The largest obstacle to realizing the benefits of the integrated building model may lie in the complexity of changing design, documentation, and construction processes. We have learned, taught, and built industries around symbolic 2D communications. Millions of person-years of effort have been invested in developing our current systems of project documentation and delivery. All of our legal precedents are built on those methodologies.
Delivering an integrated building model instead of 2D drawings to a contractor, local building official, or client will require a major change in process and a shift in responsibility and liability. This has been a major obstacle to adoption of the integrated building model in the U.S. construction industry.
Now, however, the design and financial advantages have motivated many firms to begin the transition between old methodologies and new ones. A number of organizations (BAA, The Movement for Innovation, and the Lean Construction Institute) are forming alliances based on their use of integrated building models and other technologies.
They are challenging the very culture of the industry by having owners indemnify team members with the expectation that any remaining reservations about the feasibility of the technology will be mitigated by this shift of responsibility and liability.
These are today's pioneers; the rest will follow eventually. It has taken the industry most of a generation to make the transition from manual drafting to CAD. Some insisted that it would never happen. But it happened, just as the transition to the integrated building model will happen. Based on its potential cost and time savings, clients will demand it, and the industry will require it. Those who understand how to manage the implementation of this type of technology will have an advantage.

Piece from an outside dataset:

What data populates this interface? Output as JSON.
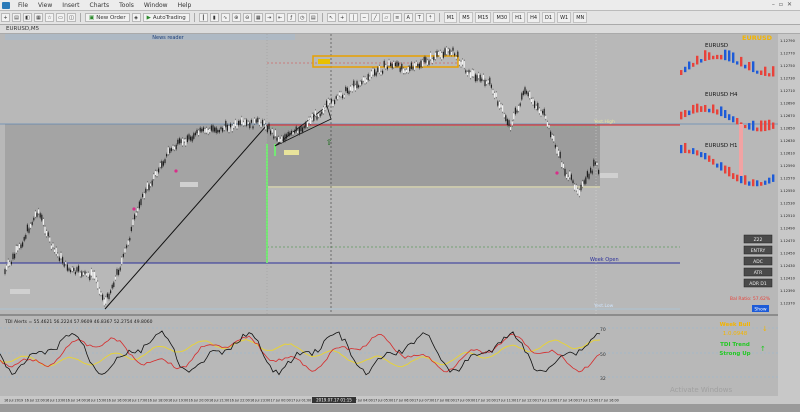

The comprehensive or integrated building model can help deliver on the longstanding promise that the computer can help us be more productive. More importantly, the automation of drawing coordination and building information management can give us more time to do what we like to do and what we hopefully do best — design.
Discuss this article in the Architecture Forum...
Larry Rocha is director of information technology at Wimberly Allison Tong & Goo.